This paper discusses the technologies and four notation approaches used to score a series of four works (Barren, Ferns, Smother, and Chaos) using extended vocal and percussion techniques for Vowels in Retrograde (Rose, 2019). The challenges I was faced with were notating for extended vocal techniques, spatial music, and for players who could not read traditional Western notation. Scoring techniques were chosen according to perceived relevance to the piece. The technologies used were either low-cost or open source, such as Decibel ScorePlayer, iPad, Inkscape, AutoStitch, and assorted physical media and consequent digitising means. The result was a 55-minute suite of new works for extended vocal techniques, percussion, cello, koauau, and electronics.
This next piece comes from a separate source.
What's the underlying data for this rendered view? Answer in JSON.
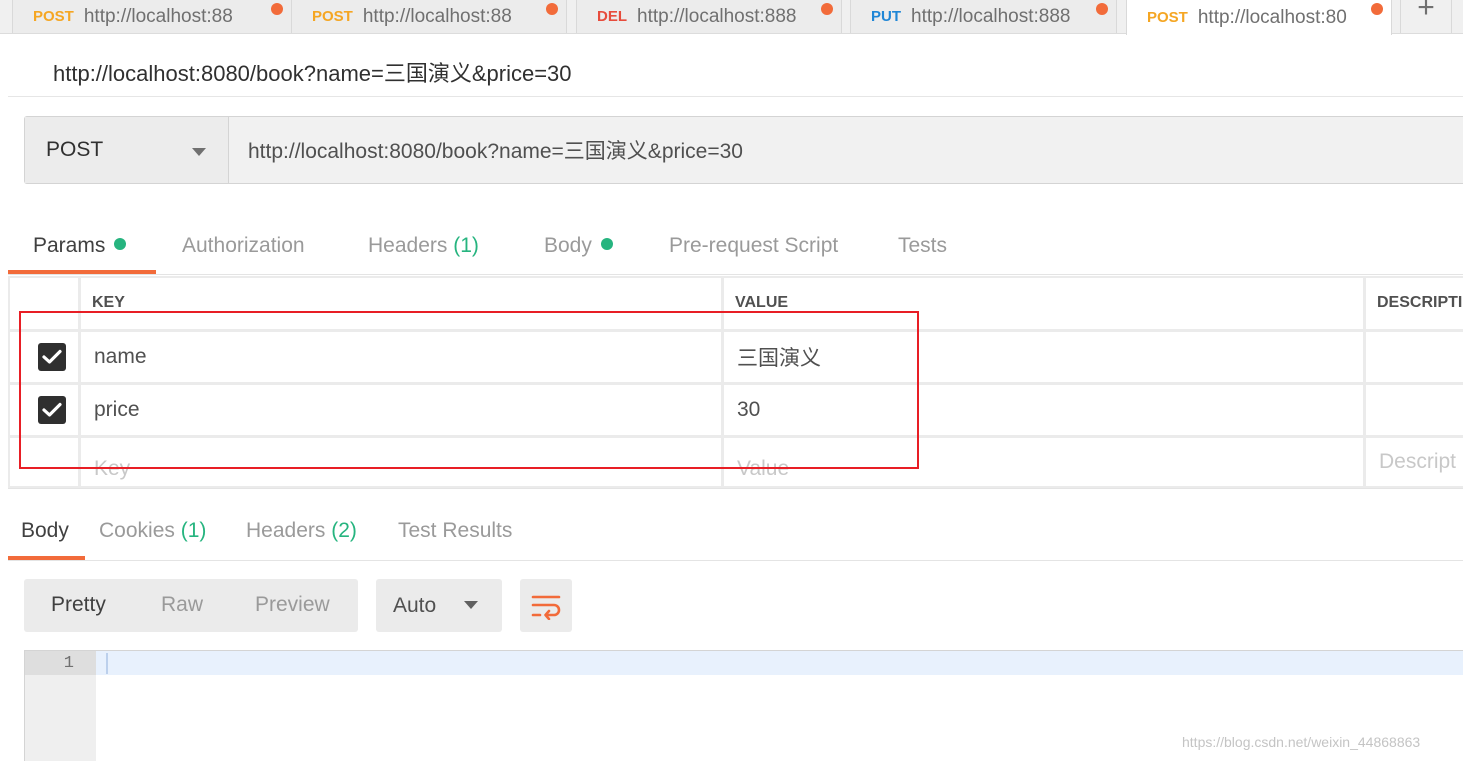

Scoring techniques were derived from a mixture of existing approaches, including text-based (Harlow, 2019; Oliveros, 2013), artwork or image-based (Steiner, 2004), ancient music scoring methods (Daves, 1952; Hickmann, 1956), shapes to indicate breath, sounds, or pitches (Schieve, 1984; Wishart, 1996, 2012), and mixtures of traditional and graphic notation (Christou, 1968; Crumb, 1971).
Keywords: spatial music; extended vocal techniques; graphic notation;
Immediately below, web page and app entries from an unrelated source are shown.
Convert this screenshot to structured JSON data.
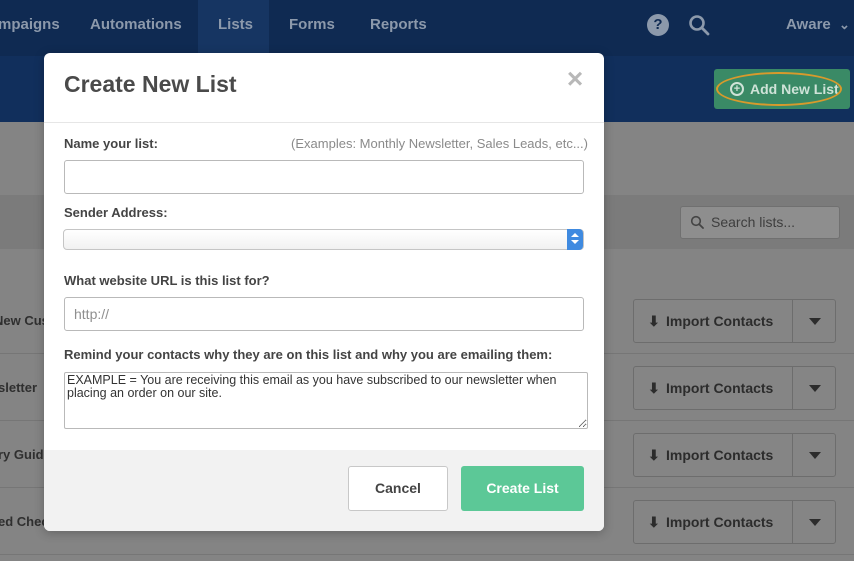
{
  "nav": {
    "items": [
      {
        "label": "mpaigns",
        "active": false
      },
      {
        "label": "Automations",
        "active": false
      },
      {
        "label": "Lists",
        "active": true
      },
      {
        "label": "Forms",
        "active": false
      },
      {
        "label": "Reports",
        "active": false
      }
    ],
    "account_label": "Aware",
    "help_glyph": "?",
    "account_caret": "⌄"
  },
  "toolbar": {
    "add_new_list_label": "Add New List",
    "add_new_list_icon": "plus-circle-icon"
  },
  "lists_table": {
    "search_placeholder": "Search lists...",
    "column_partial": "s",
    "rows": [
      {
        "name": "New Cus",
        "import_label": "Import Contacts"
      },
      {
        "name": "sletter",
        "import_label": "Import Contacts"
      },
      {
        "name": "ry Guid",
        "import_label": "Import Contacts"
      },
      {
        "name": "ed Chec",
        "import_label": "Import Contacts"
      }
    ]
  },
  "modal": {
    "title": "Create New List",
    "close_glyph": "×",
    "name_label": "Name your list:",
    "name_hint": "(Examples: Monthly Newsletter, Sales Leads, etc...)",
    "name_value": "",
    "sender_label": "Sender Address:",
    "sender_value": "",
    "url_label": "What website URL is this list for?",
    "url_placeholder": "http://",
    "remind_label": "Remind your contacts why they are on this list and why you are emailing them:",
    "remind_value": "EXAMPLE = You are receiving this email as you have subscribed to our newsletter when placing an order on our site.",
    "cancel_label": "Cancel",
    "create_label": "Create List"
  },
  "colors": {
    "nav_bg": "#0f2a52",
    "primary_green": "#5cc897",
    "highlight_ring": "#d89a2c"
  }
}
Sophie Rose is a doctoral student at the University of Melbourne and contemporary vocals lecturer at Australian Institute of Music. She is a singer, extended vocal technique enthusiast, composer, improviser, performer, and maker. She explores the relationship between creative practice, interactive technology, and embodiment in her work. She performs and collaborates regularly with Cloud Unknowing, Brigid Burke, and surrealist music collective Little Songs of the Mutilated.